The expected output is every line of the data exactly as shown, minus the images.

* STUDY MATERIAL:
- Opening Delimiter -

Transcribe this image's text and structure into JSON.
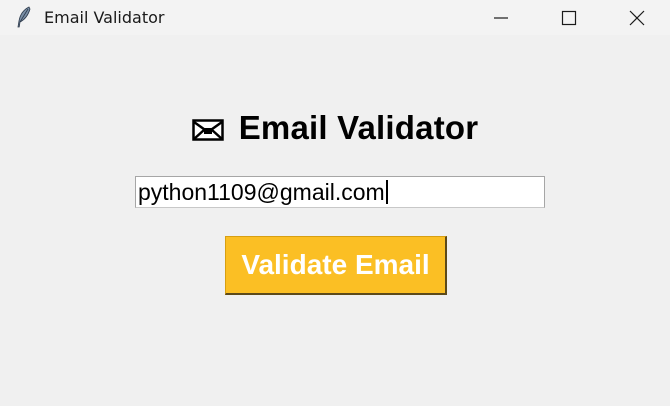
{
  "window": {
    "title": "Email Validator",
    "icon": "feather-icon",
    "controls": [
      "minimize-icon",
      "maximize-icon",
      "close-icon"
    ]
  },
  "main": {
    "heading_icon": "envelope-icon",
    "heading": "Email Validator",
    "email_value": "python1109@gmail.com",
    "validate_label": "Validate Email"
  },
  "colors": {
    "background": "#f0f0f0",
    "button_bg": "#fbbf24",
    "button_text": "#ffffff",
    "heading_text": "#000000"
  }
}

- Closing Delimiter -

* EXERCISE RESULT:
Transcribe this image's text and structure into JSON.
{
  "window": {
    "title": "Email Validator",
    "icon": "feather-icon",
    "controls": [
      "minimize-icon",
      "maximize-icon",
      "close-icon"
    ]
  },
  "main": {
    "heading_icon": "envelope-icon",
    "heading": "Email Validator",
    "email_value": "python1109@gmail.com",
    "validate_label": "Validate Email"
  },
  "colors": {
    "background": "#f0f0f0",
    "button_bg": "#fbbf24",
    "button_text": "#ffffff",
    "heading_text": "#000000"
  }
}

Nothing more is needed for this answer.